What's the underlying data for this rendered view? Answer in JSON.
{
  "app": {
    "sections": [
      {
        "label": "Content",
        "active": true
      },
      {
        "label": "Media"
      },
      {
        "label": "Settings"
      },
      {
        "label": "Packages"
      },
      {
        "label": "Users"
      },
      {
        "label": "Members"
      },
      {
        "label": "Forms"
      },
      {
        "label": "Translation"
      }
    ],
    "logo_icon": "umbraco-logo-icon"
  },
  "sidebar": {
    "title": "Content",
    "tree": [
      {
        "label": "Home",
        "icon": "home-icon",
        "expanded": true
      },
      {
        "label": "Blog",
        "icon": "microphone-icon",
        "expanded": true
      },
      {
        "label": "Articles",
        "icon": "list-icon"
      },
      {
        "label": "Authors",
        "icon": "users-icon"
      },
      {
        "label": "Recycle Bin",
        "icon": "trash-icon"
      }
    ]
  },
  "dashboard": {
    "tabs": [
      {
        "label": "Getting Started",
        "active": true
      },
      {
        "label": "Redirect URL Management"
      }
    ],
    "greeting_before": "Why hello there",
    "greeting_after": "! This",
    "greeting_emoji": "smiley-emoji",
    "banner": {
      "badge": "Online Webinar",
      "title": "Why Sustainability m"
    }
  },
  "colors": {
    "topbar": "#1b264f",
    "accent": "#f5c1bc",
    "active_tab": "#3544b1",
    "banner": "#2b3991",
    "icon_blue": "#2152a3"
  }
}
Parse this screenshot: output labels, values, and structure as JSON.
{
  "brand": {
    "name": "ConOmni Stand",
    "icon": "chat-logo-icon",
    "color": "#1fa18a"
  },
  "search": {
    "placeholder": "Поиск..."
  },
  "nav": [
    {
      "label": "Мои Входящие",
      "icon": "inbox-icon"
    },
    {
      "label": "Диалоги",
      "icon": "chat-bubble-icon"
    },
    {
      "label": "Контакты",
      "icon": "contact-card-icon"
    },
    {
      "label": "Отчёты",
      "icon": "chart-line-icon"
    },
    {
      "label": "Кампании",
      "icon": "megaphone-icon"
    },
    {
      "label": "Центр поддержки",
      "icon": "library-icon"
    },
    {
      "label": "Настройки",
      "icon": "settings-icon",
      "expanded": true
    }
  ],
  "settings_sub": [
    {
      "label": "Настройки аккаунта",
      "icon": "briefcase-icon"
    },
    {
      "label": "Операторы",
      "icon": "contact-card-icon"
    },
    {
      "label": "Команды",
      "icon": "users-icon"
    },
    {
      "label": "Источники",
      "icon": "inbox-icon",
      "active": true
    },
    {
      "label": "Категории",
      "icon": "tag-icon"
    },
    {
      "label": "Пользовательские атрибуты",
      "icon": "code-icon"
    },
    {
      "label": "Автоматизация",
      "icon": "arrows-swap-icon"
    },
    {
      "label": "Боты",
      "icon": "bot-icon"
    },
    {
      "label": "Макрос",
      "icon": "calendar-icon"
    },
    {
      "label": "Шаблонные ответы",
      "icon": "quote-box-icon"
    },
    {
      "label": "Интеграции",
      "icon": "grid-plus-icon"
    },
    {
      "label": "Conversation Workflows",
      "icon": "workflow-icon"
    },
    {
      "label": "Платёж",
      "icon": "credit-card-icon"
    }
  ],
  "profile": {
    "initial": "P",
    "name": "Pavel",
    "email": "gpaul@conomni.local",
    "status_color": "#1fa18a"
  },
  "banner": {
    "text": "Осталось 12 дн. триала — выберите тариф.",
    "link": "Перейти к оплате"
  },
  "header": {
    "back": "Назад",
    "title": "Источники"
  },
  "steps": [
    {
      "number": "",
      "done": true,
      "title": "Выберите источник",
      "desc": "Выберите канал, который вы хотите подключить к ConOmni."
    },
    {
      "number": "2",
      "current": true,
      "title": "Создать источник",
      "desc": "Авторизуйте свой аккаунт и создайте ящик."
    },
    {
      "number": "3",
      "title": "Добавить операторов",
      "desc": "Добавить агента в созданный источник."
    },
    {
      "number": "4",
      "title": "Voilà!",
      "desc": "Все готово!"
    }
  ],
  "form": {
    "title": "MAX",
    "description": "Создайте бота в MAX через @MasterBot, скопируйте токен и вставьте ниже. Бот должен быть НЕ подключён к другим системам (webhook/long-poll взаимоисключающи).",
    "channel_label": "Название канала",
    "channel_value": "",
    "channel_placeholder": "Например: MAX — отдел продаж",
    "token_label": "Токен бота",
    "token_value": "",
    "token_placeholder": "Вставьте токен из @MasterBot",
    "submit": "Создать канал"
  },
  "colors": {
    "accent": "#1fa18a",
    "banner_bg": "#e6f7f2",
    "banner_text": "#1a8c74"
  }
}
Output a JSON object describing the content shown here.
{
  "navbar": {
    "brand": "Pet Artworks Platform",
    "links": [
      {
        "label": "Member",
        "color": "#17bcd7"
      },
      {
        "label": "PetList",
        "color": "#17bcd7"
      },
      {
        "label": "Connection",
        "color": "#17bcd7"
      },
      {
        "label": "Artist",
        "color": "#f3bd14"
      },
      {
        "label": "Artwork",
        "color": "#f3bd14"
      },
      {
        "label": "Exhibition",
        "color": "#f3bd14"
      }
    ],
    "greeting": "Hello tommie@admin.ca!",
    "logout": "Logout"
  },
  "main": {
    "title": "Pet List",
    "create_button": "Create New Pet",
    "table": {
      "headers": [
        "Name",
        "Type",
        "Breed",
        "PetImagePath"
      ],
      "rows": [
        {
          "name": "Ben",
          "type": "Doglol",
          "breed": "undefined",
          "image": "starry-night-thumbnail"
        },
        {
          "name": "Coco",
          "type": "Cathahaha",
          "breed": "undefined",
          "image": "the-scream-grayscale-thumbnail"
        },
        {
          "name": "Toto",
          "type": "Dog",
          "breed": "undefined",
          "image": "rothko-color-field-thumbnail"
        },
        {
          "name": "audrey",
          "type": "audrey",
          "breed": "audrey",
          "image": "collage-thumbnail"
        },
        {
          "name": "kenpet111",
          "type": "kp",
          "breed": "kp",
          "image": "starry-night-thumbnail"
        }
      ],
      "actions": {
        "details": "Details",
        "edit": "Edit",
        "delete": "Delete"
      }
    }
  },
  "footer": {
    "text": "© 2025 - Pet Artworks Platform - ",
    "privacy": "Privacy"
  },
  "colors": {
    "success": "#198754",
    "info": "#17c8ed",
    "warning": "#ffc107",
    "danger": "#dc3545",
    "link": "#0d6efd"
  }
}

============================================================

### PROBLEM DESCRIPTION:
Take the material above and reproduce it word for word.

### THE ANSWER:
What's the underlying data for this rendered view? Answer in JSON.
{
  "app": {
    "sections": [
      {
        "label": "Content",
        "active": true
      },
      {
        "label": "Media"
      },
      {
        "label": "Settings"
      },
      {
        "label": "Packages"
      },
      {
        "label": "Users"
      },
      {
        "label": "Members"
      },
      {
        "label": "Forms"
      },
      {
        "label": "Translation"
      }
    ],
    "logo_icon": "umbraco-logo-icon"
  },
  "sidebar": {
    "title": "Content",
    "tree": [
      {
        "label": "Home",
        "icon": "home-icon",
        "expanded": true
      },
      {
        "label": "Blog",
        "icon": "microphone-icon",
        "expanded": true
      },
      {
        "label": "Articles",
        "icon": "list-icon"
      },
      {
        "label": "Authors",
        "icon": "users-icon"
      },
      {
        "label": "Recycle Bin",
        "icon": "trash-icon"
      }
    ]
  },
  "dashboard": {
    "tabs": [
      {
        "label": "Getting Started",
        "active": true
      },
      {
        "label": "Redirect URL Management"
      }
    ],
    "greeting_before": "Why hello there",
    "greeting_after": "! This",
    "greeting_emoji": "smiley-emoji",
    "banner": {
      "badge": "Online Webinar",
      "title": "Why Sustainability m"
    }
  },
  "colors": {
    "topbar": "#1b264f",
    "accent": "#f5c1bc",
    "active_tab": "#3544b1",
    "banner": "#2b3991",
    "icon_blue": "#2152a3"
  }
}
Parse this screenshot: output labels, values, and structure as JSON.
{
  "brand": {
    "name": "ConOmni Stand",
    "icon": "chat-logo-icon",
    "color": "#1fa18a"
  },
  "search": {
    "placeholder": "Поиск..."
  },
  "nav": [
    {
      "label": "Мои Входящие",
      "icon": "inbox-icon"
    },
    {
      "label": "Диалоги",
      "icon": "chat-bubble-icon"
    },
    {
      "label": "Контакты",
      "icon": "contact-card-icon"
    },
    {
      "label": "Отчёты",
      "icon": "chart-line-icon"
    },
    {
      "label": "Кампании",
      "icon": "megaphone-icon"
    },
    {
      "label": "Центр поддержки",
      "icon": "library-icon"
    },
    {
      "label": "Настройки",
      "icon": "settings-icon",
      "expanded": true
    }
  ],
  "settings_sub": [
    {
      "label": "Настройки аккаунта",
      "icon": "briefcase-icon"
    },
    {
      "label": "Операторы",
      "icon": "contact-card-icon"
    },
    {
      "label": "Команды",
      "icon": "users-icon"
    },
    {
      "label": "Источники",
      "icon": "inbox-icon",
      "active": true
    },
    {
      "label": "Категории",
      "icon": "tag-icon"
    },
    {
      "label": "Пользовательские атрибуты",
      "icon": "code-icon"
    },
    {
      "label": "Автоматизация",
      "icon": "arrows-swap-icon"
    },
    {
      "label": "Боты",
      "icon": "bot-icon"
    },
    {
      "label": "Макрос",
      "icon": "calendar-icon"
    },
    {
      "label": "Шаблонные ответы",
      "icon": "quote-box-icon"
    },
    {
      "label": "Интеграции",
      "icon": "grid-plus-icon"
    },
    {
      "label": "Conversation Workflows",
      "icon": "workflow-icon"
    },
    {
      "label": "Платёж",
      "icon": "credit-card-icon"
    }
  ],
  "profile": {
    "initial": "P",
    "name": "Pavel",
    "email": "gpaul@conomni.local",
    "status_color": "#1fa18a"
  },
  "banner": {
    "text": "Осталось 12 дн. триала — выберите тариф.",
    "link": "Перейти к оплате"
  },
  "header": {
    "back": "Назад",
    "title": "Источники"
  },
  "steps": [
    {
      "number": "",
      "done": true,
      "title": "Выберите источник",
      "desc": "Выберите канал, который вы хотите подключить к ConOmni."
    },
    {
      "number": "2",
      "current": true,
      "title": "Создать источник",
      "desc": "Авторизуйте свой аккаунт и создайте ящик."
    },
    {
      "number": "3",
      "title": "Добавить операторов",
      "desc": "Добавить агента в созданный источник."
    },
    {
      "number": "4",
      "title": "Voilà!",
      "desc": "Все готово!"
    }
  ],
  "form": {
    "title": "MAX",
    "description": "Создайте бота в MAX через @MasterBot, скопируйте токен и вставьте ниже. Бот должен быть НЕ подключён к другим системам (webhook/long-poll взаимоисключающи).",
    "channel_label": "Название канала",
    "channel_value": "",
    "channel_placeholder": "Например: MAX — отдел продаж",
    "token_label": "Токен бота",
    "token_value": "",
    "token_placeholder": "Вставьте токен из @MasterBot",
    "submit": "Создать канал"
  },
  "colors": {
    "accent": "#1fa18a",
    "banner_bg": "#e6f7f2",
    "banner_text": "#1a8c74"
  }
}
Output a JSON object describing the content shown here.
{
  "navbar": {
    "brand": "Pet Artworks Platform",
    "links": [
      {
        "label": "Member",
        "color": "#17bcd7"
      },
      {
        "label": "PetList",
        "color": "#17bcd7"
      },
      {
        "label": "Connection",
        "color": "#17bcd7"
      },
      {
        "label": "Artist",
        "color": "#f3bd14"
      },
      {
        "label": "Artwork",
        "color": "#f3bd14"
      },
      {
        "label": "Exhibition",
        "color": "#f3bd14"
      }
    ],
    "greeting": "Hello tommie@admin.ca!",
    "logout": "Logout"
  },
  "main": {
    "title": "Pet List",
    "create_button": "Create New Pet",
    "table": {
      "headers": [
        "Name",
        "Type",
        "Breed",
        "PetImagePath"
      ],
      "rows": [
        {
          "name": "Ben",
          "type": "Doglol",
          "breed": "undefined",
          "image": "starry-night-thumbnail"
        },
        {
          "name": "Coco",
          "type": "Cathahaha",
          "breed": "undefined",
          "image": "the-scream-grayscale-thumbnail"
        },
        {
          "name": "Toto",
          "type": "Dog",
          "breed": "undefined",
          "image": "rothko-color-field-thumbnail"
        },
        {
          "name": "audrey",
          "type": "audrey",
          "breed": "audrey",
          "image": "collage-thumbnail"
        },
        {
          "name": "kenpet111",
          "type": "kp",
          "breed": "kp",
          "image": "starry-night-thumbnail"
        }
      ],
      "actions": {
        "details": "Details",
        "edit": "Edit",
        "delete": "Delete"
      }
    }
  },
  "footer": {
    "text": "© 2025 - Pet Artworks Platform - ",
    "privacy": "Privacy"
  },
  "colors": {
    "success": "#198754",
    "info": "#17c8ed",
    "warning": "#ffc107",
    "danger": "#dc3545",
    "link": "#0d6efd"
  }
}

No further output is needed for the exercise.